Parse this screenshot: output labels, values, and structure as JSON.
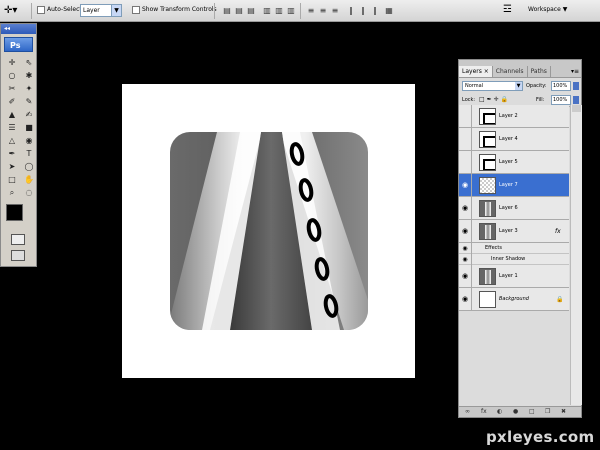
{
  "options_bar": {
    "tool_icon": "move-tool-icon",
    "auto_select_label": "Auto-Select:",
    "auto_select_checked": false,
    "auto_select_value": "Layer",
    "show_transform_label": "Show Transform Controls",
    "show_transform_checked": false,
    "workspace_label": "Workspace ▼"
  },
  "toolbox": {
    "grip_label": "◂◂",
    "app_badge": "Ps",
    "tools": [
      "✛",
      "⇖",
      "○",
      "✱",
      "✂",
      "✦",
      "✐",
      "✎",
      "▲",
      "✍",
      "☰",
      "■",
      "△",
      "◉",
      "✒",
      "T",
      "➤",
      "◯",
      "□",
      "✋",
      "⌕",
      "◌"
    ],
    "foreground_color": "#000000",
    "background_color": "#ffffff"
  },
  "layers_panel": {
    "tabs": [
      {
        "label": "Layers ×",
        "active": true
      },
      {
        "label": "Channels",
        "active": false
      },
      {
        "label": "Paths",
        "active": false
      }
    ],
    "menu_glyph": "▾≡",
    "blend_mode": "Normal",
    "opacity_label": "Opacity:",
    "opacity_value": "100%",
    "lock_label": "Lock:",
    "fill_label": "Fill:",
    "fill_value": "100%",
    "layers": [
      {
        "name": "Layer 2",
        "visible": false,
        "selected": false,
        "thumb": "sq"
      },
      {
        "name": "Layer 4",
        "visible": false,
        "selected": false,
        "thumb": "sq"
      },
      {
        "name": "Layer 5",
        "visible": false,
        "selected": false,
        "thumb": "sq"
      },
      {
        "name": "Layer 7",
        "visible": true,
        "selected": true,
        "thumb": "checker"
      },
      {
        "name": "Layer 6",
        "visible": true,
        "selected": false,
        "thumb": "road"
      },
      {
        "name": "Layer 3",
        "visible": true,
        "selected": false,
        "thumb": "road",
        "fx": "fx"
      },
      {
        "name": "Layer 1",
        "visible": true,
        "selected": false,
        "thumb": "road"
      },
      {
        "name": "Background",
        "visible": true,
        "selected": false,
        "thumb": "white",
        "locked": true
      }
    ],
    "effects_label": "Effects",
    "inner_shadow_label": "Inner Shadow",
    "bottom_icons": [
      "∞",
      "fx",
      "◐",
      "●",
      "□",
      "❐",
      "✖"
    ]
  },
  "watermark": "pxleyes.com"
}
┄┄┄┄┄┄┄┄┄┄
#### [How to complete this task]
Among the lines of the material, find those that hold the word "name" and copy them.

#### [Response area]
        "name": "Layer 2",
        "name": "Layer 4",
        "name": "Layer 5",
        "name": "Layer 7",
        "name": "Layer 6",
        "name": "Layer 3",
        "name": "Layer 1",
        "name": "Background",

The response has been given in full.